Instead, he says the companies that will make personal computing easier are consumer electronics makers like Philips and Sony. (Microsoft, having figured that out, has made a few consumer electronics makers licensees of its “portable” Windows CE operating system.)


What would a lecture on the Internet’s future be without saying the “p” word? Indeed, Patrick says portals will always be a place for newbies and people looking for information online to go.

Just because you build it, however, doesn’t mean people will come. But, he points out, if you build economic value around communities of interest that already exist, they might. He refers to ThirdAge.com, a portal for senior citizens, as a site that fits a successful portal model.

Networks Will Evolve

One of the most interesting battles being fought around the Internet is how bandwidth will be delivered to consumers and businesses. That battle, Patrick reminds investors, is not limited to whether cable companies or telcos will dominate.

He points to wireless broadband providers like Teligent, which can bypass all pipe providers to reach their consumers, as companies to watch.

Outside In

The companies that will successfully weave their businesses around the Net will be ones that think from the outside in, Patrick says. “Remember, outside is where all the people are, and they’ll have all the power.”

That said, no Web application is worth its pixels unless it either solves a problem, makes life easier or lets you do something you never could do before. Simplicity, too, is key to building a Web presence, Patrick says.

“When you build a new Web application, get it approved by a 16-year-old before you show it to anyone else.”

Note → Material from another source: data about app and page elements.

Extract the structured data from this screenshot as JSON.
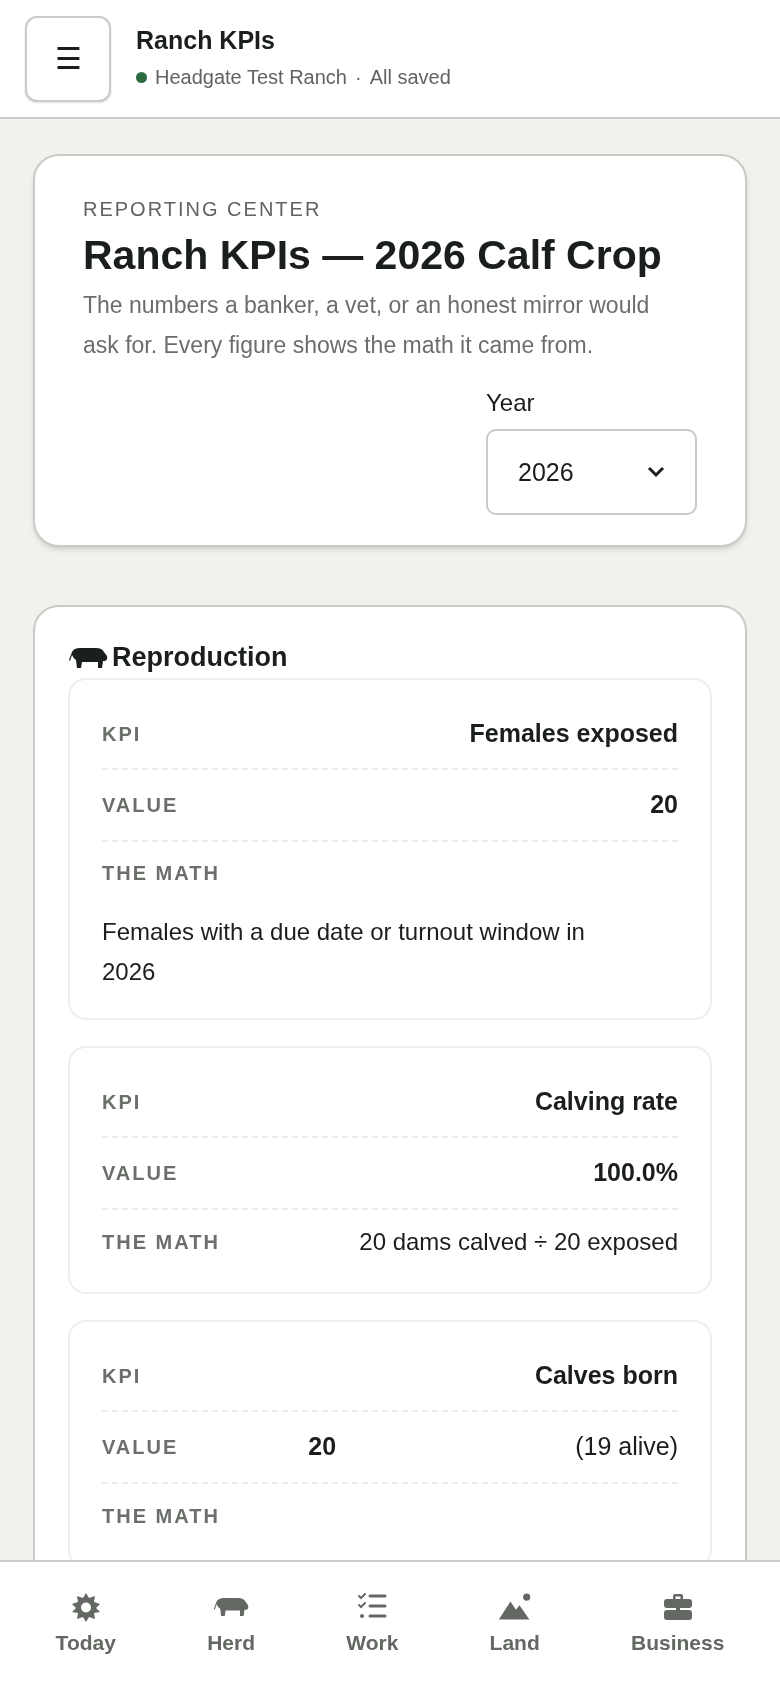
{
  "header": {
    "menu_icon": "☰",
    "title": "Ranch KPIs",
    "color": "#2e6b40",
    "ranch": "Headgate Test Ranch",
    "separator": "·",
    "save_status": "All saved"
  },
  "intro": {
    "eyebrow": "REPORTING CENTER",
    "title": "Ranch KPIs — 2026 Calf Crop",
    "description": "The numbers a banker, a vet, or an honest mirror would ask for. Every figure shows the math it came from.",
    "year_label": "Year",
    "year_value": "2026"
  },
  "section": {
    "title": "Reproduction",
    "kpis": [
      {
        "kpi_label": "KPI",
        "kpi": "Females exposed",
        "value_label": "VALUE",
        "value": "20",
        "math_label": "THE MATH",
        "math": "Females with a due date or turnout window in 2026",
        "kind": "below"
      },
      {
        "kpi_label": "KPI",
        "kpi": "Calving rate",
        "value_label": "VALUE",
        "value": "100.0%",
        "math_label": "THE MATH",
        "math": "20 dams calved ÷ 20 exposed",
        "kind": "inline"
      },
      {
        "kpi_label": "KPI",
        "kpi": "Calves born",
        "value_label": "VALUE",
        "value": "20",
        "value_note": "(19 alive)",
        "math_label": "THE MATH",
        "kind": "inline"
      }
    ]
  },
  "nav": [
    {
      "kind": "today",
      "label": "Today",
      "selected": false
    },
    {
      "kind": "herd",
      "label": "Herd",
      "selected": false
    },
    {
      "kind": "work",
      "label": "Work",
      "selected": false
    },
    {
      "kind": "land",
      "label": "Land",
      "selected": false
    },
    {
      "kind": "business",
      "label": "Business",
      "selected": false
    }
  ]
}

With such broad pointers to the Internet’s future in place, investors here are itching to move from the lecture hall to smaller meeting rooms, where they’ll see presentations from nearly 100 companies in two days.